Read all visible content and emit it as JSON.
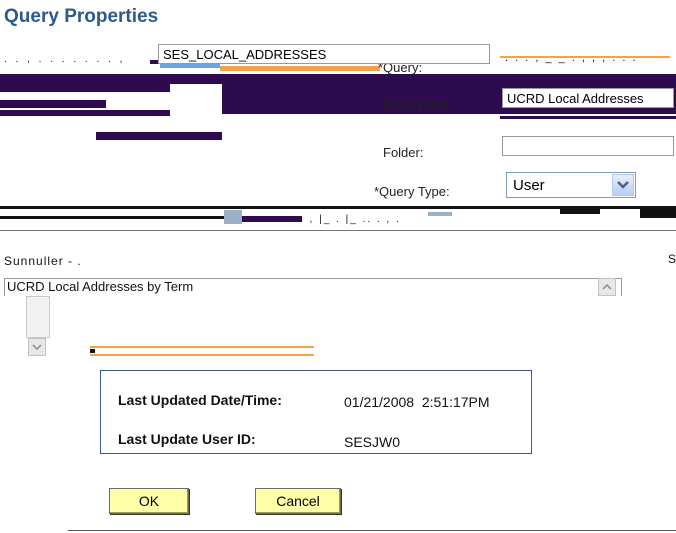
{
  "page": {
    "title": "Query Properties"
  },
  "query_field": {
    "label": "*Query:",
    "value": "SES_LOCAL_ADDRESSES"
  },
  "description_field": {
    "label": "Description:",
    "value": "UCRD Local Addresses"
  },
  "folder_field": {
    "label": "Folder:",
    "value": ""
  },
  "query_type_field": {
    "label": "*Query Type:",
    "selected": "User"
  },
  "long_description": {
    "value": "UCRD Local Addresses by Term"
  },
  "info": {
    "last_updated_label": "Last Updated Date/Time:",
    "last_updated_value": "01/21/2008  2:51:17PM",
    "last_user_label": "Last Update User ID:",
    "last_user_value": "SESJW0"
  },
  "buttons": {
    "ok_label": "OK",
    "cancel_label": "Cancel"
  },
  "colors": {
    "title": "#2d5a8e",
    "glitch_purple": "#2e0a4f",
    "glitch_orange": "#f4a24a",
    "glitch_blue": "#6ea7dd",
    "button_face": "#ffffa8"
  }
}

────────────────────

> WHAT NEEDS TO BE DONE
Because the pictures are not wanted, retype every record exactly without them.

> SOLVED EXERCISE
Read all visible content and emit it as JSON.
{
  "page": {
    "title": "Query Properties"
  },
  "query_field": {
    "label": "*Query:",
    "value": "SES_LOCAL_ADDRESSES"
  },
  "description_field": {
    "label": "Description:",
    "value": "UCRD Local Addresses"
  },
  "folder_field": {
    "label": "Folder:",
    "value": ""
  },
  "query_type_field": {
    "label": "*Query Type:",
    "selected": "User"
  },
  "long_description": {
    "value": "UCRD Local Addresses by Term"
  },
  "info": {
    "last_updated_label": "Last Updated Date/Time:",
    "last_updated_value": "01/21/2008  2:51:17PM",
    "last_user_label": "Last Update User ID:",
    "last_user_value": "SESJW0"
  },
  "buttons": {
    "ok_label": "OK",
    "cancel_label": "Cancel"
  },
  "colors": {
    "title": "#2d5a8e",
    "glitch_purple": "#2e0a4f",
    "glitch_orange": "#f4a24a",
    "glitch_blue": "#6ea7dd",
    "button_face": "#ffffa8"
  }
}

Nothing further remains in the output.